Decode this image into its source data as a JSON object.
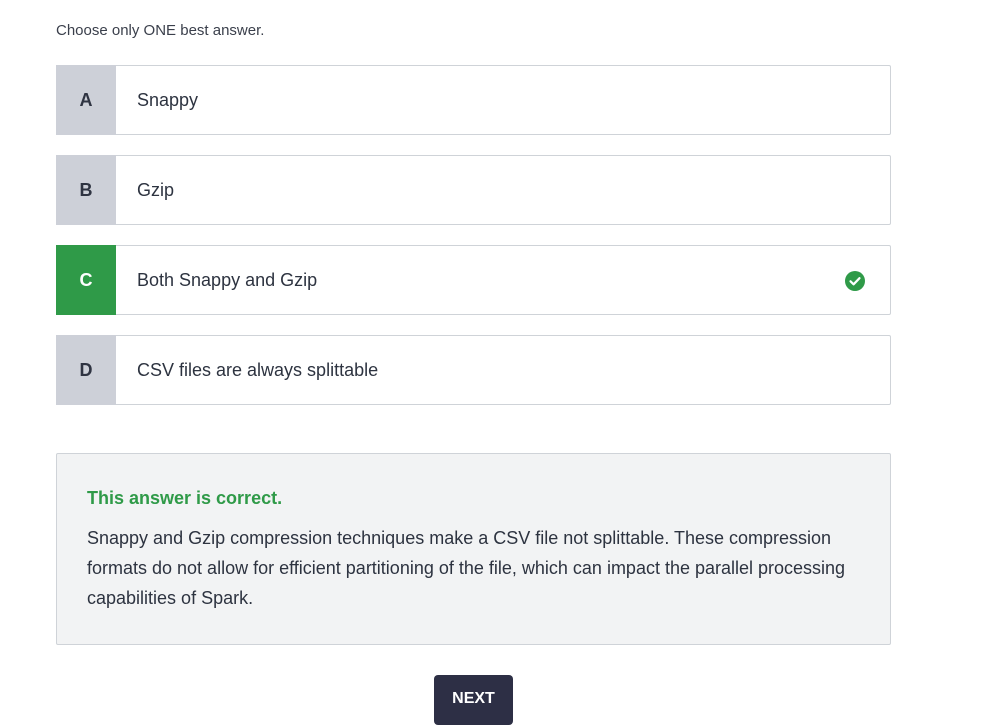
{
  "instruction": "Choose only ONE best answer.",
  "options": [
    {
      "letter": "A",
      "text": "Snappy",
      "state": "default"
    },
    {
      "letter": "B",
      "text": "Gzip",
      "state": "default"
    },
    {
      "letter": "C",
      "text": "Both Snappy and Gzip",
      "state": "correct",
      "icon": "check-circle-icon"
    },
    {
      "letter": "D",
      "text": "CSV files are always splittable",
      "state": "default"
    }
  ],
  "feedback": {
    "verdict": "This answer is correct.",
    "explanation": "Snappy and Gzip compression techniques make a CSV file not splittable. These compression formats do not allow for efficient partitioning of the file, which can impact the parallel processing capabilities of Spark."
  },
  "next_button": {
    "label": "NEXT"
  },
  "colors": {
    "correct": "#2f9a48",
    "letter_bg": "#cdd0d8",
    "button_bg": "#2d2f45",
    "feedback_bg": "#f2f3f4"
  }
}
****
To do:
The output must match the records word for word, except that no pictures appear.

Exercise answer:
Decode this image into its source data as a JSON object.
{
  "instruction": "Choose only ONE best answer.",
  "options": [
    {
      "letter": "A",
      "text": "Snappy",
      "state": "default"
    },
    {
      "letter": "B",
      "text": "Gzip",
      "state": "default"
    },
    {
      "letter": "C",
      "text": "Both Snappy and Gzip",
      "state": "correct",
      "icon": "check-circle-icon"
    },
    {
      "letter": "D",
      "text": "CSV files are always splittable",
      "state": "default"
    }
  ],
  "feedback": {
    "verdict": "This answer is correct.",
    "explanation": "Snappy and Gzip compression techniques make a CSV file not splittable. These compression formats do not allow for efficient partitioning of the file, which can impact the parallel processing capabilities of Spark."
  },
  "next_button": {
    "label": "NEXT"
  },
  "colors": {
    "correct": "#2f9a48",
    "letter_bg": "#cdd0d8",
    "button_bg": "#2d2f45",
    "feedback_bg": "#f2f3f4"
  }
}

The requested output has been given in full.